Editor’s note: The opinions expressed in this article are Jim Shields’ and do not necessarily reflect any opinions of The Mendocino Voice. You can read more opinion pieces from Shields here.
Anyone is welcome to submit a letter to the editor at firstname.lastname@example.org.
LAYTONVILLE, CA, 6/27/17 — People kid me about how much I write and talk about pot in this newspaper and on my radio show.
The reason is simple. The legalization of ganja is the most significant legislation and public policy created in the past 40 years. It rivals the impact of the voter-enacted Prop 13, which revolutionized (in more ways than one) property taxes in this state.
As I’ve said many times before, no one lives in this county who is not affected economically by marijuana. And that’s true for both the private and public sectors of the economy.
I’ve also warned people for years who clamored for legalization, be careful of what you wish for. Because with legalization comes regulation, taxes, and enforcement.
This week I received a note that was attached to the hoop greenhouses photograph appearing on this week’s front page. I also received a packet of other information related to the out-of-control illegal marijuana production that is occurring in this county as you read this.

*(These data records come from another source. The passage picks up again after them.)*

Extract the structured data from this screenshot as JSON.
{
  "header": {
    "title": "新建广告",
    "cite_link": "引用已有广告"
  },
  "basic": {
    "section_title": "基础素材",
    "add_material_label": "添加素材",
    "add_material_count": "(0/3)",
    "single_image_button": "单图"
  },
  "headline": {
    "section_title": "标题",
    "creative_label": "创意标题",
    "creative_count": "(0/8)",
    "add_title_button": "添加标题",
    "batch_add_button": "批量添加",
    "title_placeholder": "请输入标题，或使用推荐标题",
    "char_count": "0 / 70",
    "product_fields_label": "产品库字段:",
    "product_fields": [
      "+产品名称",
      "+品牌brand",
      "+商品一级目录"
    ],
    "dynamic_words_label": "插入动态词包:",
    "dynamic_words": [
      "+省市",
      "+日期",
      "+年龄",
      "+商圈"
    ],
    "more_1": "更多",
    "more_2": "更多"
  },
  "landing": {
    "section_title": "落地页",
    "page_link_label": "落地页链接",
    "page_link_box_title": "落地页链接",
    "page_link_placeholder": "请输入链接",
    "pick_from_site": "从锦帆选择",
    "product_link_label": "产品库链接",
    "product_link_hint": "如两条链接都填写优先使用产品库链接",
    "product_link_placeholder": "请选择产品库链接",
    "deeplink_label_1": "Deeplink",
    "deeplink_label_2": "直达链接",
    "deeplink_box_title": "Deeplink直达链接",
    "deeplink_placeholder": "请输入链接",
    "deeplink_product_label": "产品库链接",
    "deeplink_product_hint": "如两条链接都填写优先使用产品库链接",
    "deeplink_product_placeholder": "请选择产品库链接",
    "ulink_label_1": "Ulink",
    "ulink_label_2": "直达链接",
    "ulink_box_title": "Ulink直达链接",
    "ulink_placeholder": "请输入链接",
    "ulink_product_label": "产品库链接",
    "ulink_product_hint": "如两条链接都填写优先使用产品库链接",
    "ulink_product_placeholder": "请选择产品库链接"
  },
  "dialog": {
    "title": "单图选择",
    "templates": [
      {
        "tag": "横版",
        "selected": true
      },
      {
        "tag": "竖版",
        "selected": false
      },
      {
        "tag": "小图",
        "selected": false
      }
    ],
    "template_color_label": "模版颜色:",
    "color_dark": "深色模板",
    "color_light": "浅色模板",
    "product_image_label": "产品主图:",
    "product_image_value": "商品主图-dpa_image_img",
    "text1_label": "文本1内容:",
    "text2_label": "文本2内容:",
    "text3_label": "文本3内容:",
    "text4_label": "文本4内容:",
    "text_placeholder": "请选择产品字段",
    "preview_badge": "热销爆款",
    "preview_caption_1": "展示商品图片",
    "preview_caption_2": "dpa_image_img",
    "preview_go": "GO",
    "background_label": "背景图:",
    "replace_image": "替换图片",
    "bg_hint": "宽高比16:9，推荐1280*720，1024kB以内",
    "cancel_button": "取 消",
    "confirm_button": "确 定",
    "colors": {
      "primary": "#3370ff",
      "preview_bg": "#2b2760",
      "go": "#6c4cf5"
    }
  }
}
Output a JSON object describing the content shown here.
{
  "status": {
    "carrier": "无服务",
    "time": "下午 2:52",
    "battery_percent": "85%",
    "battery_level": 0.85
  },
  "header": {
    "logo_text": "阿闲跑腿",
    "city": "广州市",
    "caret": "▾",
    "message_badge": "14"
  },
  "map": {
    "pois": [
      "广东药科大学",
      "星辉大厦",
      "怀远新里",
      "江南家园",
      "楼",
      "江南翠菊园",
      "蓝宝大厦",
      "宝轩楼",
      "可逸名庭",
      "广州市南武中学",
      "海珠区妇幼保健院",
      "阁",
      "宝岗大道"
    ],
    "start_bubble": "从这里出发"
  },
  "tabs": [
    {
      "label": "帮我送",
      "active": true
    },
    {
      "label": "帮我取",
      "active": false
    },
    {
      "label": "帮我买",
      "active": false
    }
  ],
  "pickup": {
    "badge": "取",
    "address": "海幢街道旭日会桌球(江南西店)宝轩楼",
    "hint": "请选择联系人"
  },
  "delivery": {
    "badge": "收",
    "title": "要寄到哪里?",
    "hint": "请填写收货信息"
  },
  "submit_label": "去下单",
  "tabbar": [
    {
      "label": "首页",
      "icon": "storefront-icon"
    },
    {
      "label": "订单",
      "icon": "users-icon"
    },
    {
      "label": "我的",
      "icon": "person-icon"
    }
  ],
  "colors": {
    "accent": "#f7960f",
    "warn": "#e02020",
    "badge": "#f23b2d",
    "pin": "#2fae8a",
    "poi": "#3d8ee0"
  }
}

The county’s hills, valleys, and dales are exploding with greenhouses, mega-grows and thousands upon thousands of new plants are going in the ground everyday.
Keep in mind that state pot laws and county pot ordinances are not written solely for those who grow the stuff. They are also written to protect the rights of those who don’t grow or smoke the stuff. They are also written to protect the rights of legitimate growers, who are trying to play by the rules. They are also written to punish, penalize, and come-down-like-a-ton-of-bricks on those individuals who believe and act as if they are above the law.
So where are we right now at this stage of legalization in Mendocino County?
Here’s some observations.
That note I referred to said this:
“Heard you on the radio last Saturday. I believe you said, ‘No one has been issued permits,’ and ‘no one is allowed more than 99 plants.’ Can you address this scene?”(the photograph of the greenhouses.)
Here’s what I said on last Saturday’s program on KPFN.
I was talking about the Board of Supervisors’ budget meeting on June 6. At that meeting, there was quite a bit of discussion about the impact of new pot taxes and fees on the county’s budget. In the course of that discussion, Supervisor John McCowen stated that he was “disconcerted” about the marijuana permitting process and mentioned several problems associated with it. He also asked a staff member what the average length of time was to process a completed application for a permit. He was told there was no average time estimate available because no applications had been completed at that time. So as of June 6th, no permits had been issued.
District Attorney Dave Eyster also appeared at the budget hearing, and he spoke on a recent 500-plus pot plant eradication in Redwood Valley where the folks busted claimed they had begun the permit application process and believed they were protected against MCSO raids.
Basically, the D.A. said it was not relevant whether the growers were permitted or not because under the county’s ordinance no one can grow more than 100 plants. I’m assuming he was referring to so-called “joint tenancy” grows on a single property. In any event, he cited the 100-plant cap.
One thing I’m certain of — I think — is that neither state law nor county ordinance allows massive grows that reach tens of thousands in total count.
By the way, the most recent numbers on pot permit applications is that there are 441 pending as of June 16, an underwhelming response given a total population of 90,000.
The other thing that is for certain is the county has a serious reefer madness problem.
Unquestionably, there are far too many outlaws who have no intention of following any laws or rules. These characters are in-your-face with their plantations of thousands of ganja plants, no permits pending or otherwise, and no intention of compliance with any rule or regulation. In many cases, they aren’t even attempting to hide their illicit operations.
It’s time for the county to start enforcing its marijuana ordinance. Not to do so has a number repercussions, such as the Feds stepping in. Also, the legit growers, especially the cottage and mom-and-pops types, are going to see a continuing decline in the already depressed price of pot as more and more illegal ganja hits the black market. They need to protect themselves against the outlaw, criminal competition, most of which has arrived in recent years, finding Mendocino County as the strike-it-rich destination of all destinations.
The most serious threat to the economic survival of the ol’ family pot farm is not the taxes and fees that so many bemoan (they forget that legalization means regulation and taxes). Rather, it’s the bad guys who’ve moved into their neighborhood and taken it over. The legit growers need to start turning in the outlaws to the enforcers because if they don’t they’re cutting their own throats. The Mendocino County Sheriff’s Office anonymous Tip-Line is 707-234-2100.
Jim Shields is the editor and publisher of the Mendocino County Observer and also manages the Laytonville County Water District. Listen to his radio program “This and That” every Saturday at 12 noon on KPFN 105.1 FM, also streamed live: http://www.kpfn.org